● **Work instruction**:
Looking at the listing beneath, work out how many lines hold "title" and report only that figure.

---------------

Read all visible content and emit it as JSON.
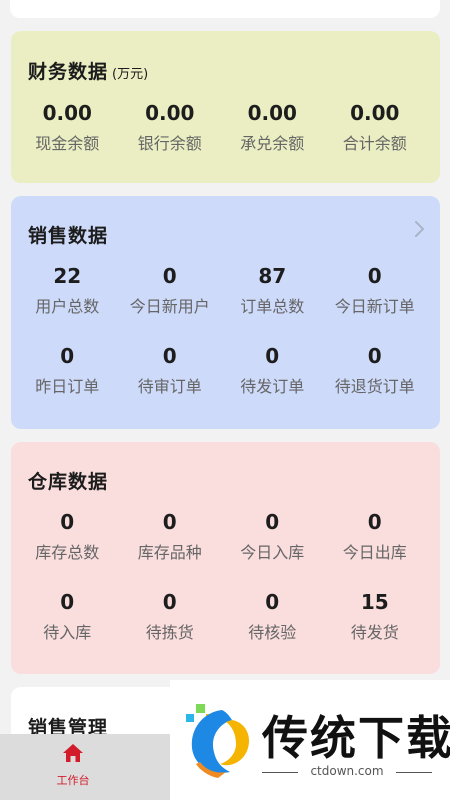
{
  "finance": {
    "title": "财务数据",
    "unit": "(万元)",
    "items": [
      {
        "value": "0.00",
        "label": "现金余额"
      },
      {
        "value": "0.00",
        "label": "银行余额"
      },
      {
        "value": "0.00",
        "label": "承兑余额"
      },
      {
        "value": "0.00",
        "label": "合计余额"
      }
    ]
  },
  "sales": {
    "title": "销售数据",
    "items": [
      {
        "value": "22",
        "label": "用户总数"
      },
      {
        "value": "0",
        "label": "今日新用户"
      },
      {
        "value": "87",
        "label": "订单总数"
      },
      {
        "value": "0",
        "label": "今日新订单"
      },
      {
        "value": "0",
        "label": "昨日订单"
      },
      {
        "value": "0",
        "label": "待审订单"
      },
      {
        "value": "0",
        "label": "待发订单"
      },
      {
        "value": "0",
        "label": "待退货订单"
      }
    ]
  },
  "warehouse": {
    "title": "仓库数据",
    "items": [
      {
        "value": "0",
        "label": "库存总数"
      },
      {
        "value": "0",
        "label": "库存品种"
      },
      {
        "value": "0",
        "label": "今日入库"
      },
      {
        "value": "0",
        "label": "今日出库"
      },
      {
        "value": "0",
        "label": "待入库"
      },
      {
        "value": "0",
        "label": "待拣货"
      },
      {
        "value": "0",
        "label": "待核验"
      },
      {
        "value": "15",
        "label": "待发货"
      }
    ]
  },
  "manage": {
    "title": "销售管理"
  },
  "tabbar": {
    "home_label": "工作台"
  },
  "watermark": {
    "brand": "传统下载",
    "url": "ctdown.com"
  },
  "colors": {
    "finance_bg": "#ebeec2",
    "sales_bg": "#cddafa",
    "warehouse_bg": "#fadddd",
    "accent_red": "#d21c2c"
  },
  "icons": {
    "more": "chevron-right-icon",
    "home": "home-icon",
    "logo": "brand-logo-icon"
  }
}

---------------

● **Solution to this exercise**:
4